More Zoom adventures. Last night it was storytelling, today it was poetry. I have been a sometimes-member of a poetry salon since the summer of 2014 when I had the good fortune to meet the creator of the salon when I was in Berkeley for my third VONA. The salon is a monthly gathering. Our excellent host invites a featured poet who leads a generative workshop, then the featured artist gives a reading, and then there’s an open mic.
It’s always wonderful. I’ve met so many amazing people through the salon. I was hesitant about going at first because I’m not a poet, but a) no one cared whether or not I was poet, b) who says I’m not a poet, c) the prompts and discussion can fuel many kinds of writing, not just poetry, d) could I please just get out of my way and let myself do things I enjoy already?
Today, we had the salon over Zoom. This meant the salon was much bigger than usual. We usually meet in someone’s home and the size of the gathering is dictated by how people can be comfortably seated in that person’s living room. But a virtual gathering allows for different options, and there were more than 60 people at the salon today!
And it was great. Some interesting writing came out of me today, and I may have an idea for my April 30/30. So, you know, super successful day for me.
And … I got to learn a little more about Zoom. Because there were so many of us, our host put us into breakout rooms so we could share and talk about the writing we’d done with a smaller, more manageable group.

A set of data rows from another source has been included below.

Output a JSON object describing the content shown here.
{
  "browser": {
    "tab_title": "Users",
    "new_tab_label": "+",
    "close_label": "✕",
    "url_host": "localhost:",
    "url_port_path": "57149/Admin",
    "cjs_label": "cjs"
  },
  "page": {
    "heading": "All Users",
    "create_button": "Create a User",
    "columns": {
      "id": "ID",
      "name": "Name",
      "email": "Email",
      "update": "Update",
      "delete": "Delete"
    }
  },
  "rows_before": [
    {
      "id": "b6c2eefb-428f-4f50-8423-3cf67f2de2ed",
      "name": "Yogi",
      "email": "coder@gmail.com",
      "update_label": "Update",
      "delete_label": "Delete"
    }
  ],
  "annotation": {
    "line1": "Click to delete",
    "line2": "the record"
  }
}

Zoom is one of the tools we’ve suggested our instructor try as they offer their classes online during our locked-down semester. One of the reasons we’ve suggested Zoom (and Blackboard) is the breakout room feature, but I’d never actually tried it.
I like it. There are still some things I want to figure out about it, but it worked well, and it’s easy to set up. Having such a large group could have erased the intimacy I’ve come to expect from the salon, but the small groups let us have that. Getting to talk to just three other people, however, made it possible to share work that was entirely rough and raw.
We had talked about incorporating the breakout rooms in last night’s storytelling, but we didn’t do it. Now I’m thinking about how we might use it next month, how I might use it in the big meeting I have on Tuesday.
While Apocalypse-World means I should focus on relearning the homesteading skills I knew as a child, some tech savvy will surely come in handy, too …
It’s March, which means it’s time for the
13th annual Slice of Life Story Challenge!
Curious? Head on over to Two Writing Teachers
and see what the rest of this year’s slicers are up to!